A skills matrix, also called a competency matrix, maps the required and desired skills for a board to successfully deliver its corporate mission. The skills matrix is a visual tool that clearly identifies the required, available and missing skills and competencies in a board. This is why it is widely used by Nominations Committee in their succession planning. In this blog, we explore how skills matrix can be leveraged to have the right people in a company’s boardroom.
Skills matrix and board refreshment
Effective boards have the right people in the boardroom i.e. the right mix of skills are represented. What “right” means is unique to each board as it reflects the corporate mission, culture and long-term strategy.
The skills matrix allows Nominations Committees and/or the Board to identify weaknesses in the current composition of the board and gaps in competencies and skills which may prevent companies to deliver on their strategy and corporate mission.
While the skills matrix process may seem administrative, the conversations around its establishment are very important as board members have to review existing skills, think through the strategy and the future of the company and assess whether the skills required to deliver on the long-term strategy are represented on the board.
The discussions aim at ensuring that the board is sufficiently diverse and possesses the set of experiences that will provide value to the company.
The skills matrix process will inform the decision to recruit new NEDs on the board or replace incumbent NEDs.
Related post: Succession Planning, Board Best Practice®
Skills matrix and cross-generational considerations
The 2018-2019 Annual Edition of the Gartner’s Top Insights for the C-Suite reports that 87% of senior business leaders say that digitalisation is a company priority and 66% of CEOs expect their company to change its business model in the next three years as a result. As businesses scale their digital capabilities and figure out their digital strategy, boards should make sure that digital expertise is represented in the boardroom. This will likely call for cross-generational representation on the boards and the appointment of young non-executive directors, that may not have the broad business experience of seasoned executives but will bring a different set of experiences, as valuable to the company.
Related post: NEDonBoard calls for board to appoint younger non-executive directors to refresh their composition
Skills matrix and behavioural skills
Behavioural skills should be part of the skills matrix as boardroom dynamics will be impacted by the personalities and behavioural types in the boardroom. NEDs and other board members should fit with the board and corporate culture.
NEDonBoard recommends that the following attributes be considered:
- Emotional intelligence
- Listening skills
- Ethical standards
- Chemistry with other board members
- Willingness and ability to devote time to non-executive director responsibilities

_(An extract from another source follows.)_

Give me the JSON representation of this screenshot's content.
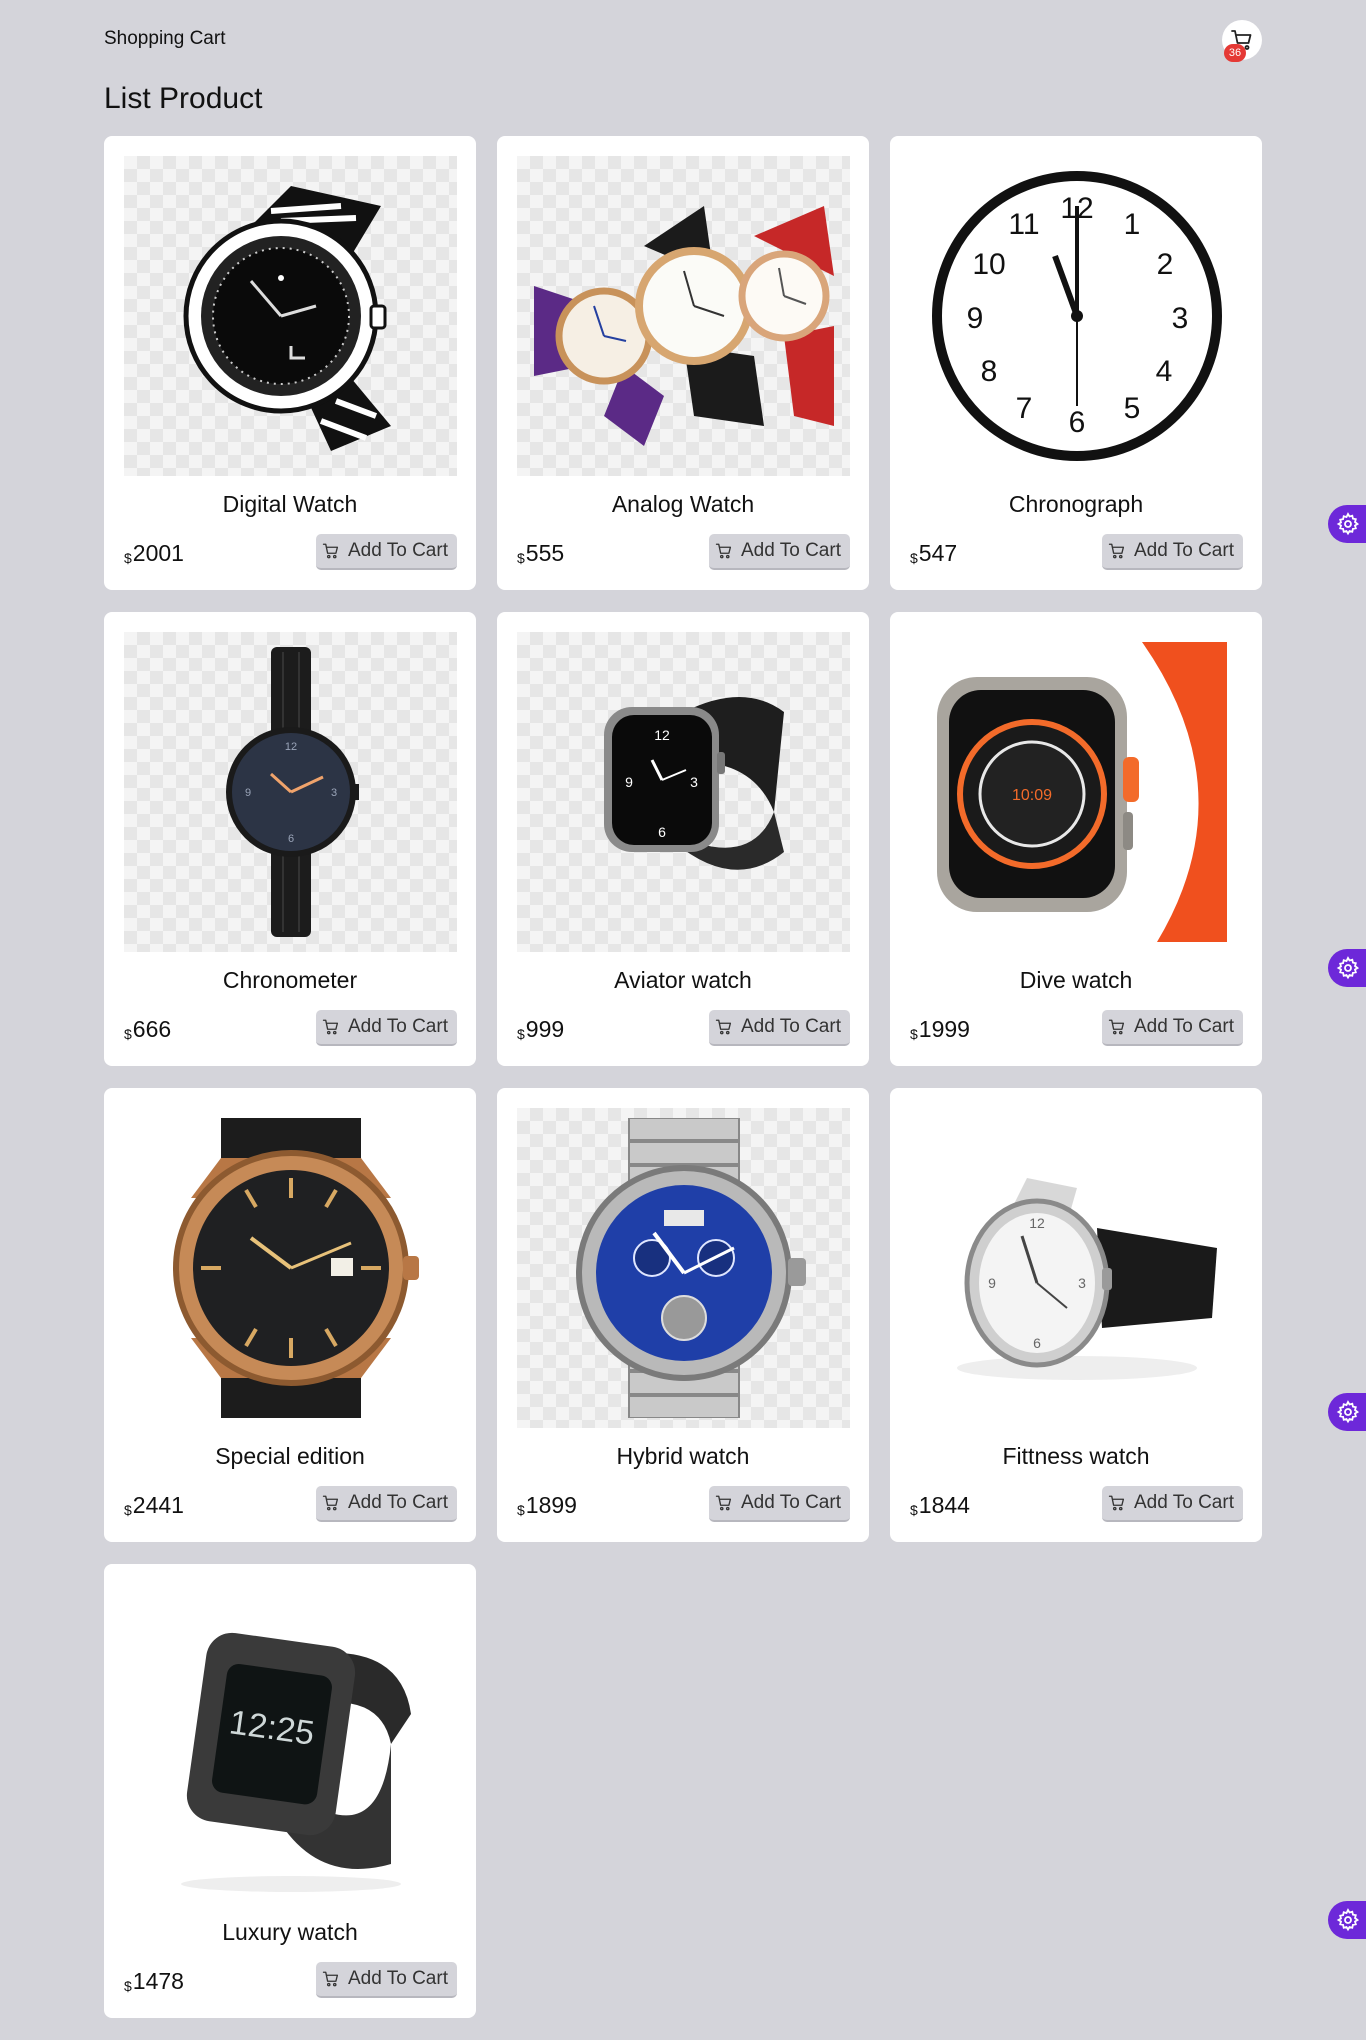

Related post: Top 5 skills of a good NED; Boardroom dynamics
Written by Elise Perraud, NEDonBoard COO
If you are a young professional looking to support organisations in refreshing their board composition, we have designed the NED Accelerator Programme for you. Visit the course page to find out what you will gain and what alumni and non-executive directors say about the programme.
This makes complete sense, having spent an eye-opening & uplifting last 4 years, encouraging the move from semi-digital (i.e. paper sent by email) to digital by default, where whole transactions can be conducted, safely, online – not forgetting that the “digitally disconnected” should still be able to access services, for instance by printing the digitally enabled norm.

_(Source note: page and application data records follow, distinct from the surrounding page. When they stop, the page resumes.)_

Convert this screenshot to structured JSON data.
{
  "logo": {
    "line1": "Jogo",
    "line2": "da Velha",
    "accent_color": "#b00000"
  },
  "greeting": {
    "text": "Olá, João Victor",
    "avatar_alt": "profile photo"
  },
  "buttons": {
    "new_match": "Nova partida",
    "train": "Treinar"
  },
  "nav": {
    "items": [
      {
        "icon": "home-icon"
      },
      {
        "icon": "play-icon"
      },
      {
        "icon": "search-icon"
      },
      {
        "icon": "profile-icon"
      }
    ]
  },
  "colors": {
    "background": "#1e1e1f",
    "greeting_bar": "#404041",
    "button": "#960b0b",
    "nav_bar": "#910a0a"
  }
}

The move to better digital is most often identified by those with experience, but invariably actually done by those younger and more skilled in digital provision.
It’s critical that the transaction processes are understood and that both the experienced & the facilitators can listen; talk & manage the process for the benefit of both customer & service provider.
While my experiences have emanated from my role as a County Councillor, and have been particularly rewarding during Covid-19, I have little doubt that there are many companies who would benefit from a customer viewpoint analysis when looking for improved digitisation by appropriately skilled individuals on their board – all with the aim of improving both business efficiency & customer service.